Tuesday, 17 February 2015

B.O.T.D. Killdeer

B.O.T.D. Feb 17, 2015

Killdeer (Charadrius vociferus)

At least two days before killdeer babied peck their way out of their shells that are conversing in peeps and learning to understand the voices of their parents. When at last they kick the shells aside - usually within an hour or so of one another - they are wet and exhausted from the hours long struggle. Their parents brood them to keep them warm and help them to rest. A few hours later their down is dry, their eyes are open, and their are following their parents from the nest, looking like mottled brown puffballs on toothpick stilts.

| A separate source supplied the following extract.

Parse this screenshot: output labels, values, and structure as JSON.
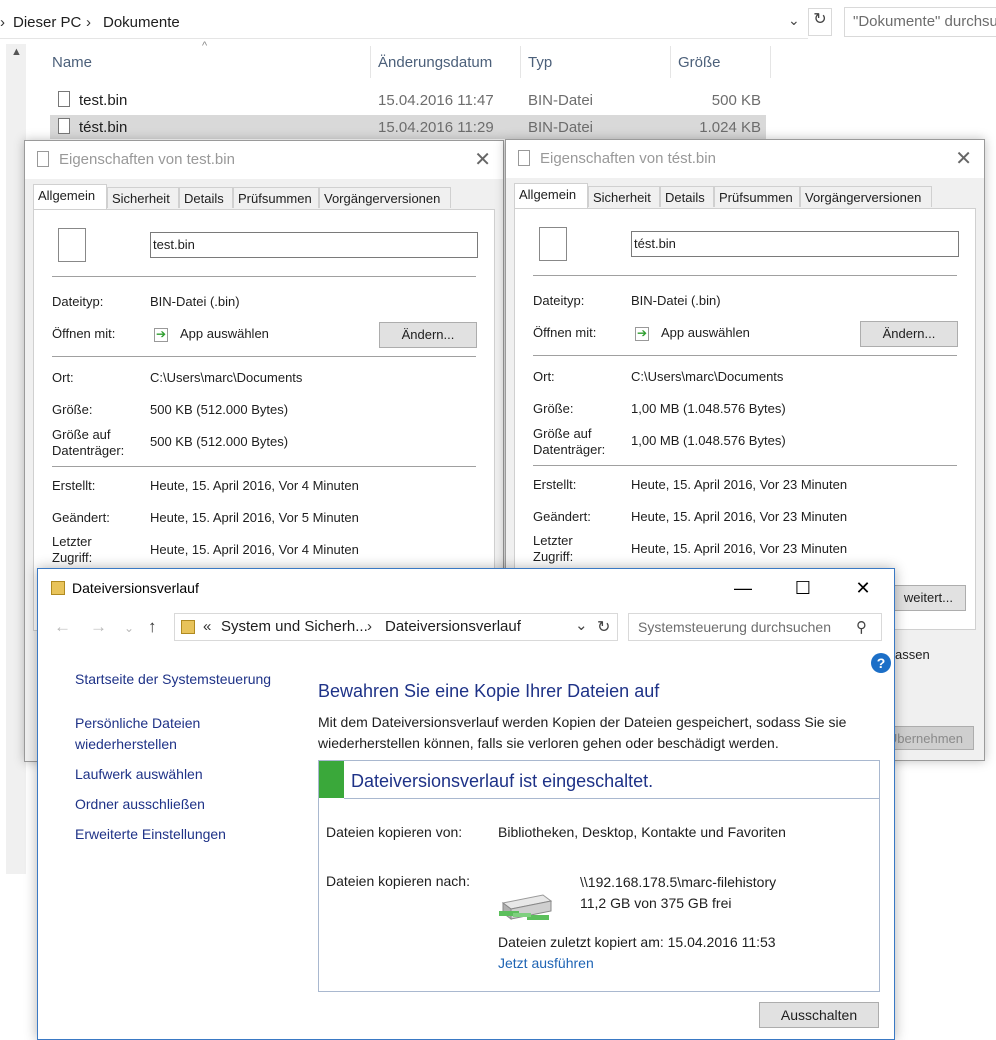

Soon they begin picking at the earth with their own small bill, finding out for themselves that they can eat the seeds and tiny insects that lie there. But danger is all around. At the slightest sign from their parents they lose their dark eyes and freeze in place, not twitching a muscle, while their parents fly into the faces of cattle ambling toward them or try to lead more determined enemies away be pretending to be crippled. But if the parents signal them to flee, the chicks dash away, sometimes into a stream or pend where they seem away. If the predator is a hawk, they drop beneath the surface and win safely underwater.

Finally, after almost a month of learning about land and water, the youngsters grow flight feathers and join their fellows in flying and screaming happily above the pastures.